Here is the premise behind this trend: the world is running out of water and this will kill more people than global warming. 1B people do not have proper water today for their day to day needs and this number will jump to 3B in the coming years. This opens a large opportunity for water purification related technologies (in particular technologies to convert sea water into drinking water). While the point on water is very clear to me, I don't know if it supersedes the climate issue. Global warming, by accentuating drought and melting glaciers, will have a key impact on water resources distribution and will increase the unbalance. So, which one will have the greatest impact? One would hope that mankind will be smart enough and that this question will remain unanswered...
80 percent voted “Yes”
6) Evolution trumps design (Steve)
Artificial Intelligence algorithms will be necessary for each great invention (e.g., new chemicals, biofuels)
Audience: 50 percent voted “Yes”
7) Fossilizing fossil energy (Vinod)

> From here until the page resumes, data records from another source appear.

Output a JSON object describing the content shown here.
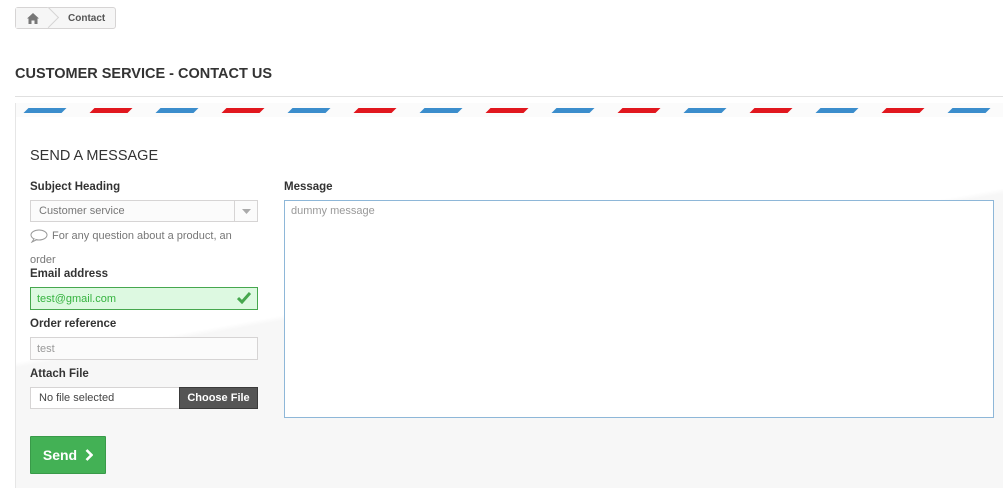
{
  "breadcrumb": {
    "home_icon": "home-icon",
    "current": "Contact"
  },
  "page": {
    "heading": "CUSTOMER SERVICE - CONTACT US"
  },
  "form": {
    "title": "SEND A MESSAGE",
    "subject_label": "Subject Heading",
    "subject_value": "Customer service",
    "subject_hint_line1": "For any question about a product, an",
    "subject_hint_line2": "order",
    "email_label": "Email address",
    "email_value": "test@gmail.com",
    "order_label": "Order reference",
    "order_value": "test",
    "file_label": "Attach File",
    "file_value": "No file selected",
    "file_button": "Choose File",
    "message_label": "Message",
    "message_value": "dummy message",
    "send_label": "Send"
  },
  "colors": {
    "stripe_blue": "#3b8dcc",
    "stripe_red": "#e1171e",
    "valid_green": "#46a74e",
    "send_green": "#43b155"
  }
}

Biofuels will overcome oil, coal generated electricity will be replaced by solar energy. This will happen shortly (3-year horizon) as biofuels and solar energy production costs become cheaper than fossil fuels. With the oil barrel price moving from $20 in 2002 to $124 today, and cities like San Francisco in active discussion to build a 5-megawatt installation within the city limits, this prediction seems on its way - and was widely approved by the audience.
Audience: 90 percent voted “Yes”

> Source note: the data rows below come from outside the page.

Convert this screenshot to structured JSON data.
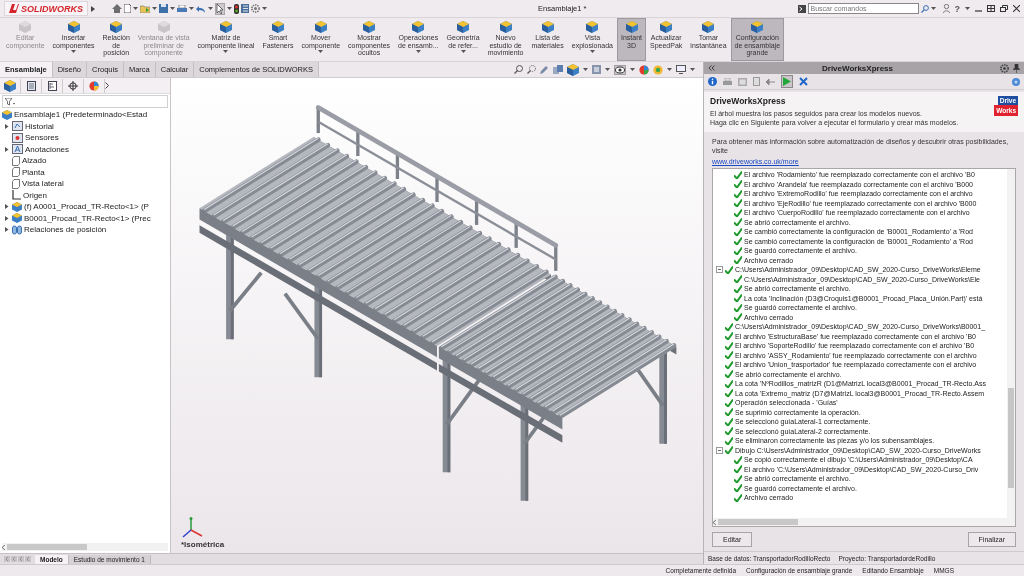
{
  "titlebar": {
    "logo": "SOLIDWORKS",
    "title": "Ensamblaje1 *",
    "search": {
      "placeholder": "Buscar comandos"
    },
    "help": "?"
  },
  "ribbon": [
    {
      "label": "Editar\ncomponente",
      "disabled": true,
      "selected": false,
      "dropdown": false
    },
    {
      "label": "Insertar\ncomponentes",
      "disabled": false,
      "selected": false,
      "dropdown": true
    },
    {
      "label": "Relación\nde\nposición",
      "disabled": false,
      "selected": false,
      "dropdown": false
    },
    {
      "label": "Ventana de vista\npreliminar de\ncomponente",
      "disabled": true,
      "selected": false,
      "dropdown": false
    },
    {
      "label": "Matriz de\ncomponente lineal",
      "disabled": false,
      "selected": false,
      "dropdown": true
    },
    {
      "label": "Smart\nFasteners",
      "disabled": false,
      "selected": false,
      "dropdown": false
    },
    {
      "label": "Mover\ncomponente",
      "disabled": false,
      "selected": false,
      "dropdown": true
    },
    {
      "label": "Mostrar\ncomponentes\nocultos",
      "disabled": false,
      "selected": false,
      "dropdown": false
    },
    {
      "label": "Operaciones\nde ensamb...",
      "disabled": false,
      "selected": false,
      "dropdown": true
    },
    {
      "label": "Geometría\nde refer...",
      "disabled": false,
      "selected": false,
      "dropdown": true
    },
    {
      "label": "Nuevo\nestudio de\nmovimiento",
      "disabled": false,
      "selected": false,
      "dropdown": false
    },
    {
      "label": "Lista de\nmateriales",
      "disabled": false,
      "selected": false,
      "dropdown": false
    },
    {
      "label": "Vista\nexplosionada",
      "disabled": false,
      "selected": false,
      "dropdown": true
    },
    {
      "label": "Instant\n3D",
      "disabled": false,
      "selected": true,
      "dropdown": false
    },
    {
      "label": "Actualizar\nSpeedPak",
      "disabled": false,
      "selected": false,
      "dropdown": false
    },
    {
      "label": "Tomar\ninstantánea",
      "disabled": false,
      "selected": false,
      "dropdown": false
    },
    {
      "label": "Configuración\nde ensamblaje\ngrande",
      "disabled": false,
      "selected": true,
      "dropdown": false
    }
  ],
  "command_tabs": [
    {
      "label": "Ensamblaje",
      "selected": true
    },
    {
      "label": "Diseño",
      "selected": false
    },
    {
      "label": "Croquis",
      "selected": false
    },
    {
      "label": "Marca",
      "selected": false
    },
    {
      "label": "Calcular",
      "selected": false
    },
    {
      "label": "Complementos de SOLIDWORKS",
      "selected": false
    }
  ],
  "feature_tree": {
    "items": [
      {
        "label": "Ensamblaje1  (Predeterminado<Estad",
        "kind": "assembly",
        "children": [
          {
            "label": "Historial",
            "kind": "history",
            "expanded": false
          },
          {
            "label": "Sensores",
            "kind": "sensor"
          },
          {
            "label": "Anotaciones",
            "kind": "annotation",
            "expanded": false
          },
          {
            "label": "Alzado",
            "kind": "plane"
          },
          {
            "label": "Planta",
            "kind": "plane"
          },
          {
            "label": "Vista lateral",
            "kind": "plane"
          },
          {
            "label": "Origen",
            "kind": "origin"
          },
          {
            "label": "(f) A0001_Procad_TR-Recto<1> (P",
            "kind": "assembly",
            "expanded": false
          },
          {
            "label": "B0001_Procad_TR-Recto<1> (Prec",
            "kind": "assembly",
            "expanded": false
          },
          {
            "label": "Relaciones de posición",
            "kind": "mates",
            "expanded": false
          }
        ]
      }
    ]
  },
  "viewport": {
    "view_name": "*Isométrica"
  },
  "drive_works": {
    "title": "DriveWorksXpress",
    "heading": "DriveWorksXpress",
    "description": "El árbol muestra los pasos seguidos para crear los modelos nuevos.\nHaga clic en Siguiente para volver a ejecutar el formulario y crear más modelos.",
    "logo": [
      "Drive",
      "Works"
    ],
    "info": "Para obtener más información sobre automatización de diseños y descubrir otras posibilidades, visite",
    "link": "www.driveworks.co.uk/more",
    "log": [
      {
        "children": [
          {
            "text": "El archivo 'Rodamiento' fue reemplazado correctamente con el archivo 'B0"
          },
          {
            "text": "El archivo 'Arandela' fue reemplazado correctamente con el archivo 'B000"
          },
          {
            "text": "El archivo 'ExtremoRodillo' fue reemplazado correctamente con el archivo"
          },
          {
            "text": "El archivo 'EjeRodillo' fue reemplazado correctamente con el archivo 'B000"
          },
          {
            "text": "El archivo 'CuerpoRodillo' fue reemplazado correctamente con el archivo"
          },
          {
            "text": "Se abrió correctamente el archivo."
          },
          {
            "text": "Se cambió correctamente la configuración de 'B0001_Rodamiento' a 'Rod"
          },
          {
            "text": "Se cambió correctamente la configuración de 'B0001_Rodamiento' a 'Rod"
          },
          {
            "text": "Se guardó correctamente el archivo."
          },
          {
            "text": "Archivo cerrado"
          }
        ]
      },
      {
        "text": "C:\\Users\\Administrador_09\\Desktop\\CAD_SW_2020-Curso_DriveWorks\\Eleme",
        "expanded": true,
        "children": [
          {
            "text": "C:\\Users\\Administrador_09\\Desktop\\CAD_SW_2020-Curso_DriveWorks\\Ele"
          },
          {
            "text": "Se abrió correctamente el archivo."
          },
          {
            "text": "La cota 'Inclinación (D3@Croquis1@B0001_Procad_Placa_Unión.Part)' está"
          },
          {
            "text": "Se guardó correctamente el archivo."
          },
          {
            "text": "Archivo cerrado"
          }
        ]
      },
      {
        "text": "C:\\Users\\Administrador_09\\Desktop\\CAD_SW_2020-Curso_DriveWorks\\B0001_"
      },
      {
        "text": "El archivo 'EstructuraBase' fue reemplazado correctamente con el archivo 'B0"
      },
      {
        "text": "El archivo 'SoporteRodillo' fue reemplazado correctamente con el archivo 'B0"
      },
      {
        "text": "El archivo 'ASSY_Rodamiento' fue reemplazado correctamente con el archivo"
      },
      {
        "text": "El archivo 'Union_trasportador' fue reemplazado correctamente con el archivo"
      },
      {
        "text": "Se abrió correctamente el archivo."
      },
      {
        "text": "La cota 'NºRodillos_matrizR (D1@MatrizL local3@B0001_Procad_TR-Recto.Ass"
      },
      {
        "text": "La cota 'Extremo_matriz (D7@MatrizL local3@B0001_Procad_TR-Recto.Assem"
      },
      {
        "text": "Operación seleccionada - 'Guías'"
      },
      {
        "text": "Se suprimió correctamente la operación."
      },
      {
        "text": "Se seleccionó guíaLateral-1 correctamente."
      },
      {
        "text": "Se seleccionó guíaLateral-2 correctamente."
      },
      {
        "text": "Se eliminaron correctamente las piezas y/o los subensamblajes."
      },
      {
        "text": "Dibujo C:\\Users\\Administrador_09\\Desktop\\CAD_SW_2020-Curso_DriveWorks",
        "expanded": true,
        "children": [
          {
            "text": "Se copió correctamente el dibujo 'C:\\Users\\Administrador_09\\Desktop\\CA"
          },
          {
            "text": "El archivo 'C:\\Users\\Administrador_09\\Desktop\\CAD_SW_2020-Curso_Driv"
          },
          {
            "text": "Se abrió correctamente el archivo."
          },
          {
            "text": "Se guardó correctamente el archivo."
          },
          {
            "text": "Archivo cerrado"
          }
        ]
      }
    ],
    "buttons": [
      "Editar",
      "Finalizar"
    ],
    "database": "Base de datos: TransportadorRodilloRecto",
    "project": "Proyecto: TransportadordeRodillo"
  },
  "bottom_tabs": [
    {
      "label": "Modelo",
      "selected": true
    },
    {
      "label": "Estudio de movimiento 1",
      "selected": false
    }
  ],
  "status_bar": [
    "Completamente definida",
    "Configuración de ensamblaje grande",
    "Editando Ensamblaje",
    "MMGS"
  ]
}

8) Venture capital 2.0 (Josh)
For his first panel, Josh had a good trend and a more controversial one. His prediction: changing economics for start-ups and Venture Capital funds and changing markets will tumble the VC economy. This seems a bit far fetched to me. Yes, a lot of money has gone into the space recently and this will likely bring the median venture return down for a while, but that is part of the economic cycle of the industry. At the bottom of the cycle, lower amount of capital is raised, returns are increasing and this attracts new investors. At the top, there is too much capital, returns decrease and money goes elsewhere. So I don't see the breakthrough here.
In addition to this economic cycle, the main driver for the Venture industry health is the pace of innovation and today, this pace is accelerating: with SaaS on the software side, cell phones turning into computing platforms on the telecom side, CleanTech on the energy side, or biotech on the healthcare side, it does not seem that entrepreneurs are short of ideas
Audience: 40 percent voted “Yes”
9) Within five years everything that matters to you will be available on a device that fits on your belt or in your purse. This will cause a massive shift of internet traffic from pcs to smaller devices (Roger)
Roger added that these devices will be used mostly to create content not access content (Apple got it wrong?). The panel response was mixed but it gave the opportunity to Vinod to place a memorable quote: "The best way to predict the future is to invent it" - very inspirational
Audience: 30 percent voted “Yes”
10) 80% of the world population will carry a mobile device with internet access in 5-10 years (Joe)
While the trend is clear, 80% seems a high number. According to his previous prediction, 3B people will have trouble to find drinking water in the coming years, so internet access might not be their #1 priority and the little energy they can access will likely be directed toward fulfilling this primary need - but who knows?
Audience: 50 percent voted “Yes”